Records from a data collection
========

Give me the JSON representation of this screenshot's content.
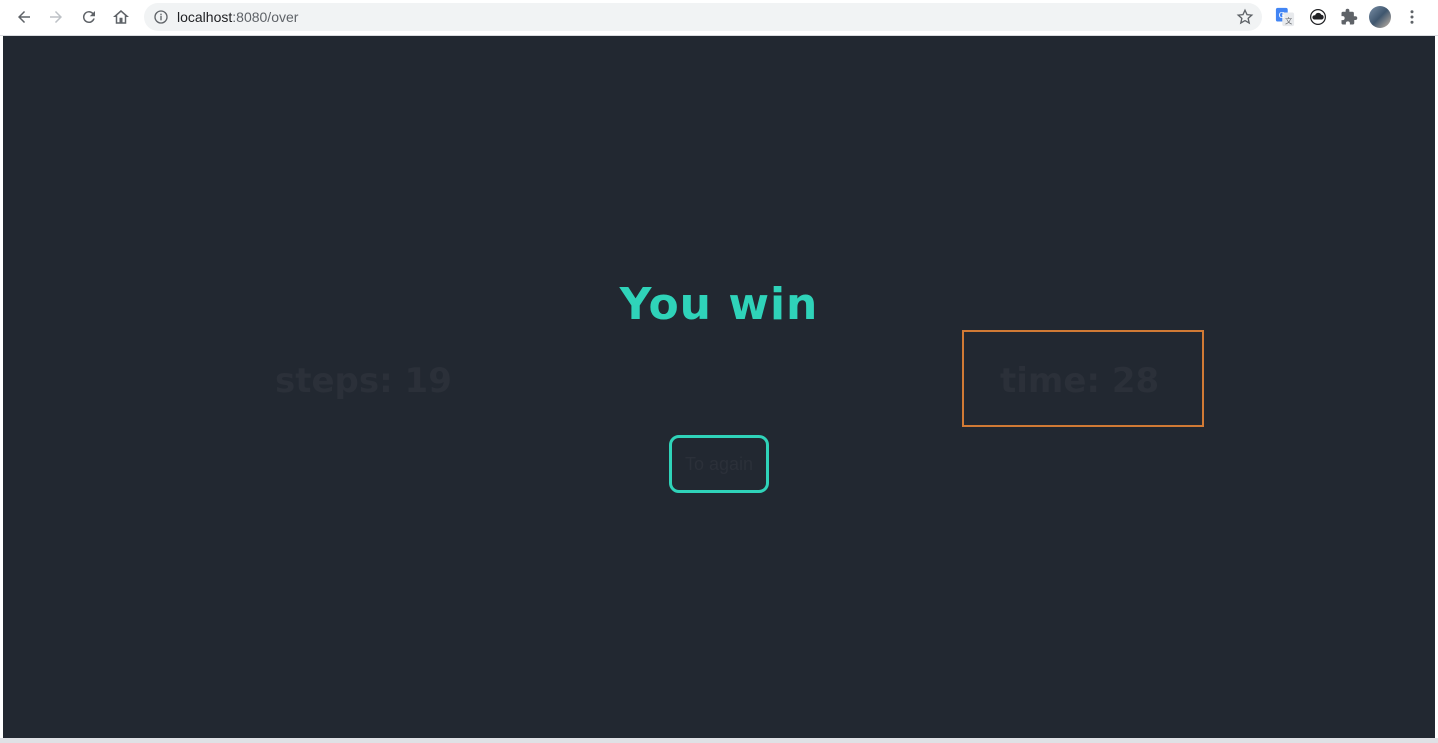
{
  "browser": {
    "url_host": "localhost",
    "url_path": ":8080/over",
    "icons": {
      "back": "back-arrow-icon",
      "forward": "forward-arrow-icon",
      "reload": "reload-icon",
      "home": "home-icon",
      "info": "info-icon",
      "bookmark": "star-icon",
      "translate": "translate-icon",
      "cloud": "cloud-icon",
      "extensions": "puzzle-icon",
      "profile": "avatar",
      "menu": "kebab-menu-icon"
    }
  },
  "game": {
    "title": "You win",
    "steps": "steps: 19",
    "time": "time: 28",
    "again_button": "To again"
  },
  "colors": {
    "background": "#222831",
    "accent": "#2fd3b9",
    "dim_text": "#2b3039",
    "highlight_border": "#d17a35"
  }
}
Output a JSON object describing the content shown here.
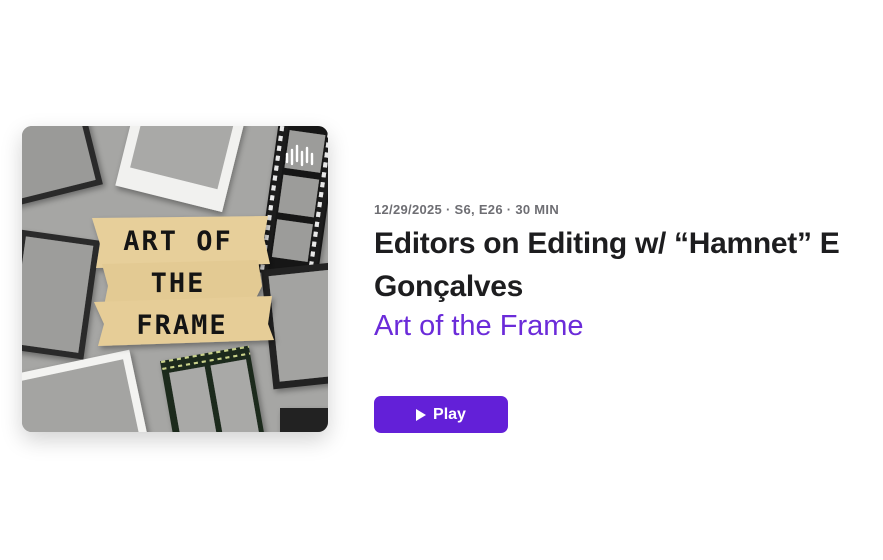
{
  "episode": {
    "meta": "12/29/2025 · S6, E26 · 30 MIN",
    "title_line1": "Editors on Editing w/ “Hamnet” E",
    "title_line2": "Gonçalves",
    "show_name": "Art of the Frame"
  },
  "artwork": {
    "lines": [
      "ART OF",
      "THE",
      "FRAME"
    ],
    "badge_icon": "podcast-waveform-icon"
  },
  "play_button": {
    "label": "Play",
    "icon": "play-icon"
  },
  "colors": {
    "accent": "#6320d8",
    "show_link": "#6b2bd9",
    "title": "#1d1d1f",
    "meta": "#6e6e73"
  }
}
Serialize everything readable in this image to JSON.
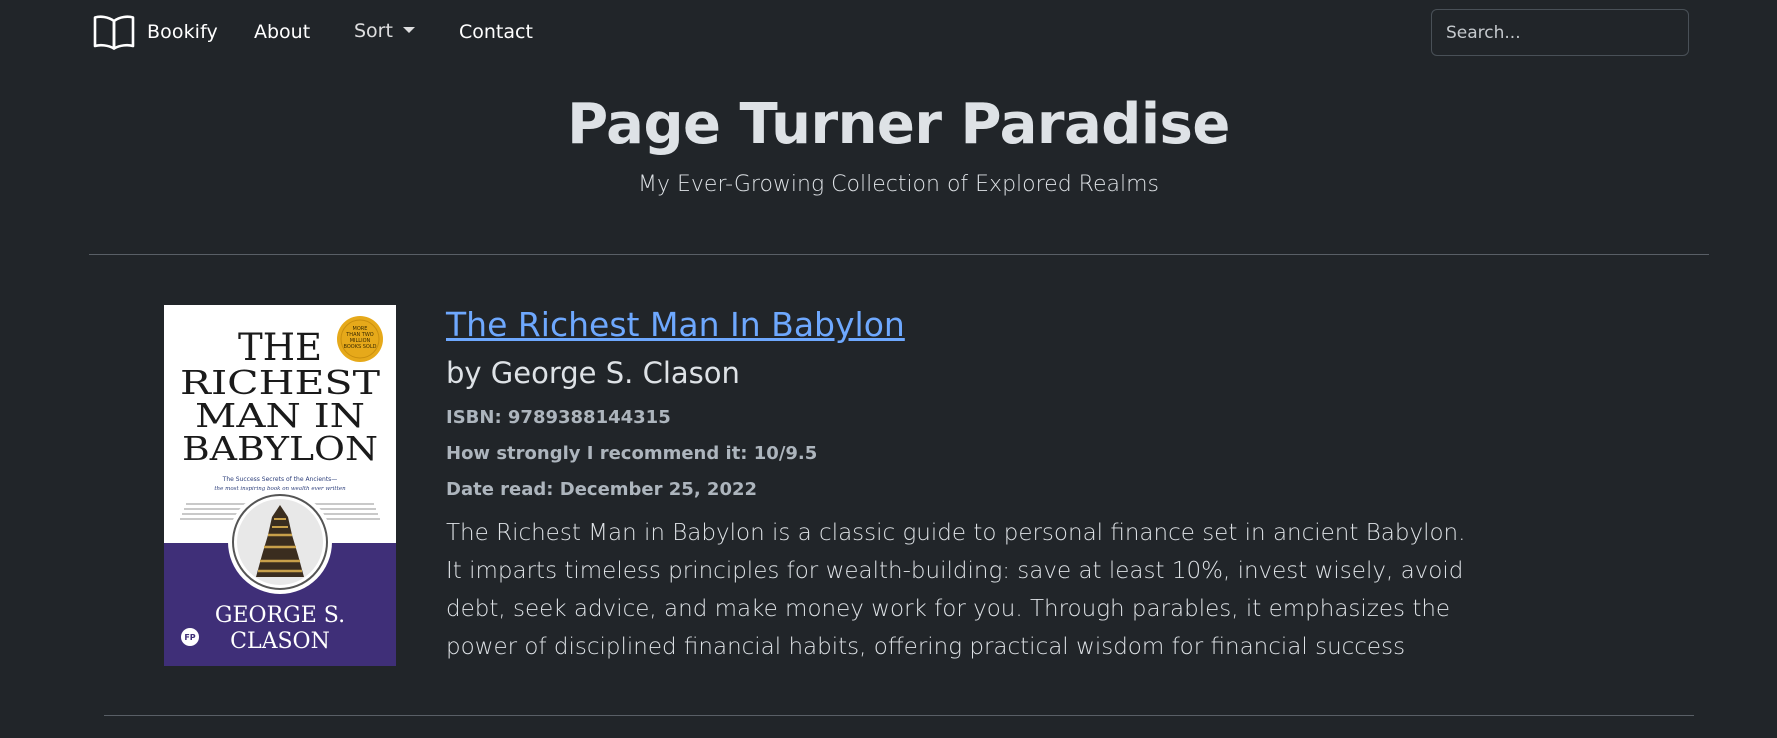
{
  "navbar": {
    "brand": {
      "label": "Bookify",
      "icon": "open-book-icon"
    },
    "links": [
      {
        "label": "About"
      },
      {
        "label": "Sort",
        "dropdown": true
      },
      {
        "label": "Contact"
      }
    ],
    "search": {
      "placeholder": "Search...",
      "value": ""
    }
  },
  "header": {
    "title": "Page Turner Paradise",
    "subtitle": "My Ever-Growing Collection of Explored Realms"
  },
  "books": [
    {
      "title": "The Richest Man In Babylon",
      "author": "by George S. Clason",
      "isbn_line": "ISBN: 9789388144315",
      "recommend_line": "How strongly I recommend it: 10/9.5",
      "date_line": "Date read: December 25, 2022",
      "description": "The Richest Man in Babylon is a classic guide to personal finance set in ancient Babylon. It imparts timeless principles for wealth-building: save at least 10%, invest wisely, avoid debt, seek advice, and make money work for you. Through parables, it emphasizes the power of disciplined financial habits, offering practical wisdom for financial success",
      "cover": {
        "title_lines": [
          "THE",
          "RICHEST",
          "MAN IN",
          "BABYLON"
        ],
        "tagline_1": "The Success Secrets of the Ancients—",
        "tagline_2": "the most inspiring book on wealth ever written",
        "badge_lines": [
          "MORE",
          "THAN TWO",
          "MILLION",
          "BOOKS SOLD"
        ],
        "author_lines": [
          "GEORGE S.",
          "CLASON"
        ],
        "publisher_mark": "FP",
        "colors": {
          "band": "#3f2f78",
          "badge": "#e6a91a",
          "paper": "#ffffff"
        }
      }
    }
  ],
  "theme": {
    "background": "#212529",
    "link": "#6ea8fe",
    "text": "#dee2e6",
    "muted": "#adb5bd"
  }
}
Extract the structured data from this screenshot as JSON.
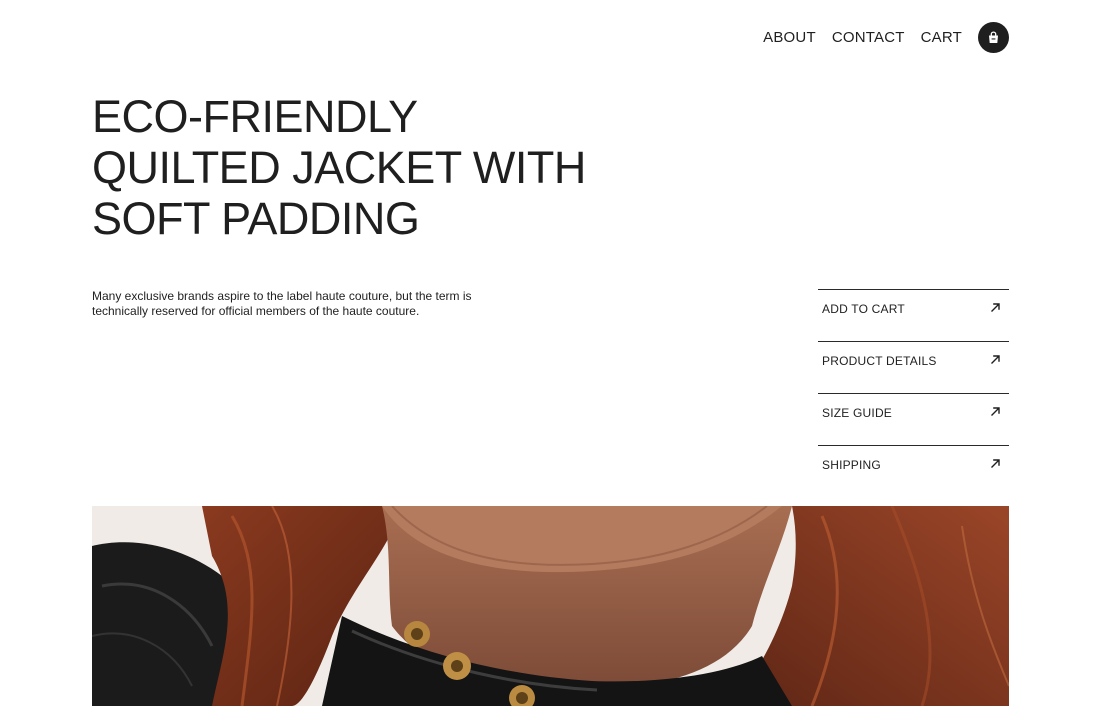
{
  "nav": {
    "links": [
      "ABOUT",
      "CONTACT",
      "CART"
    ],
    "cart_icon": "shopping-bag-icon"
  },
  "product": {
    "title_lines": [
      "ECO-FRIENDLY",
      "QUILTED JACKET WITH",
      "SOFT PADDING"
    ],
    "description": "Many exclusive brands aspire to the label haute couture, but the term is technically reserved for official members of the haute couture."
  },
  "actions": [
    {
      "label": "ADD TO CART",
      "icon": "arrow-up-right-icon"
    },
    {
      "label": "PRODUCT DETAILS",
      "icon": "arrow-up-right-icon"
    },
    {
      "label": "SIZE GUIDE",
      "icon": "arrow-up-right-icon"
    },
    {
      "label": "SHIPPING",
      "icon": "arrow-up-right-icon"
    }
  ],
  "colors": {
    "text": "#1f1f1f",
    "background": "#ffffff",
    "accent": "#1f1f1f"
  }
}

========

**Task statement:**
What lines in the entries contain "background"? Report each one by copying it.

**Task solution:**
    "background": "#222831",
    "background": "#212529",
    "background": "#ffffff",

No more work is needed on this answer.